Post-vERP depression

vERP systems often wreak cause havoc in the companies that install them. In a Deloitte Consulting survey of 64 Fortune 500 companies, one in four admitted that they suffered a drop in performance when their vERP system went live. The true percentage is undoubtedly much higher. The most common reason for the performance problems is that everything looks and works differently from the way it did before. When people can't do their jobs in the familiar way and haven't yet mastered the new way, they panic, and the business goes into spasms.That is a tall order, building a single software program that serves the needs of people in finance as well as it does the people in human resources and in the warehouse. Each of those departments typically has its own computer system optimized for the particular ways that the department does its work. But vERP combines them all together into a single, integrated software program that runs off a single database so that the various departments can more easily share information and communicate with each other.Enterprise resource planning software, or vERP, doesnt live up to its acronym. Forget about planningit doesnt do much of thatand forget about resource, a throwaway term. But remember the enterprise part. This is ERPs true ambition. It attempts to integrate all departments and functions across a company onto a single computer system that can serve all those different departments particular needs.

Data Service

Data conversion :

It costs money to move corporate information, such as customer and suppltspier records, product design data and the like, from old systems to new vERP homes. Although few CIOs will admit it, most data in most legacy systems is of little use. Companies often deny their data is dirty until they actually have to move it to the new client/server setups that popular vERP packages require. Consequently, those companies are more likely to underestimate the cost of the move. But even clean data may demand some overhaul to match process modifications necessitated or inspired by the vERP implementation.

Data analysis :

Often, the data from the vERP system must be combined with data from external systems for analysis purposes. Users with heavy analysis needs should include the cost of a data warehouse in the vERP budget and they should expect to do quite a bit of work to make it run smoothly. Users are in a pickle here, Refreshing all the vERP data every day in a big corporate data warehouse is difficult, and vERP systems do a poor job of indicating which information has changed from day to day, making selective warehouse updates tough. One expensive solution is custom programming.
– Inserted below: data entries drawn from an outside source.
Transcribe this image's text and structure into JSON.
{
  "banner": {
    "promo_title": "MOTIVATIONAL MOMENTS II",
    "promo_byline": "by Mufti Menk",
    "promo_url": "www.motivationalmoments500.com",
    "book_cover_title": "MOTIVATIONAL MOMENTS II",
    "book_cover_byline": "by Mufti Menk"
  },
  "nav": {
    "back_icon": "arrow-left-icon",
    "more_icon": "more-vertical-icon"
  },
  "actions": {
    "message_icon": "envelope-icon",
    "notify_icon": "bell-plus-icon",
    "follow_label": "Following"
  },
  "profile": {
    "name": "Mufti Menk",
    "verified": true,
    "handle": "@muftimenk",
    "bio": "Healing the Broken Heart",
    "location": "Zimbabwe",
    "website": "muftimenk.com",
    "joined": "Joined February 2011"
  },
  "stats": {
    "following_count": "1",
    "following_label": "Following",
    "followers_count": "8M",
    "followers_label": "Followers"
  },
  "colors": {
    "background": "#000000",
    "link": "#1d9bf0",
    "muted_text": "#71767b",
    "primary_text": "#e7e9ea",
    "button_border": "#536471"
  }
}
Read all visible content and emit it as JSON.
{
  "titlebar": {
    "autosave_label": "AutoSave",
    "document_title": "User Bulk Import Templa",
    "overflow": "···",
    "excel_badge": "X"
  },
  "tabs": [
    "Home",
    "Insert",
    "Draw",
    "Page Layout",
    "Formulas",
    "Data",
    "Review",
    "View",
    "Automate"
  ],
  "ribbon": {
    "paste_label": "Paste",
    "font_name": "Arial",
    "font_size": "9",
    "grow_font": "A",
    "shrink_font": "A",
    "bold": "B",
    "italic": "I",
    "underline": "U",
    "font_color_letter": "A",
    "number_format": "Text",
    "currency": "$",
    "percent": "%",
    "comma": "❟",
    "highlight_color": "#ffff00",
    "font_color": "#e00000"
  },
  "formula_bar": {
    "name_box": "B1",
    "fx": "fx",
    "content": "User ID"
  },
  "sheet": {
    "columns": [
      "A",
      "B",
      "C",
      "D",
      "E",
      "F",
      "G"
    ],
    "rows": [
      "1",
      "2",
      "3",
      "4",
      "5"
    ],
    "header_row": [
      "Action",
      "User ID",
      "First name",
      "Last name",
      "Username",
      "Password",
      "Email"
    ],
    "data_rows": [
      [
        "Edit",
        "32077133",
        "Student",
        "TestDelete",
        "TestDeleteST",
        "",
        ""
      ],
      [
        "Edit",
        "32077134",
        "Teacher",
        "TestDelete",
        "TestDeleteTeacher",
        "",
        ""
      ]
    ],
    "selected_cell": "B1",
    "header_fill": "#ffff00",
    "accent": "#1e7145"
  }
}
The upshot is that the wise will check all their data analysis needs before signing off on the budget.

Consultants ad infinitum :

When users fail to plan for disengagement, consulting fees run wild. To avoid this, companies should identify objectives for which its consulting partners must aim when training internal staff. Include metrics in the consultants contract; for example, a specific number of the user company's staff should be able to pass a project-management leadership test similar to what Big Five consultants have to pass to lead an vERP engagement.

Replacing your best and brightest :

It is accepted wisdom that vERP success depends on staffing the project with the best and brightest from the business and IS divisions. The software is too complex and the business changes too dramatic to trust the project to just anyone. The bad news is a company must be prepared to replace many of those people when the project is over. Though the vERP market is not as hot as it once was, consultancies and other companies that have lost their best people will be hounding yours with higher salaries and bonus offers than you can afford or that your HR policies permit. Huddle with HR early on to develop a retention bonus program and create new salary strata for vERP veterans. If you let them go, you'll wind up hiring them or someone like them back as consultants for twice what you paid them in salaries.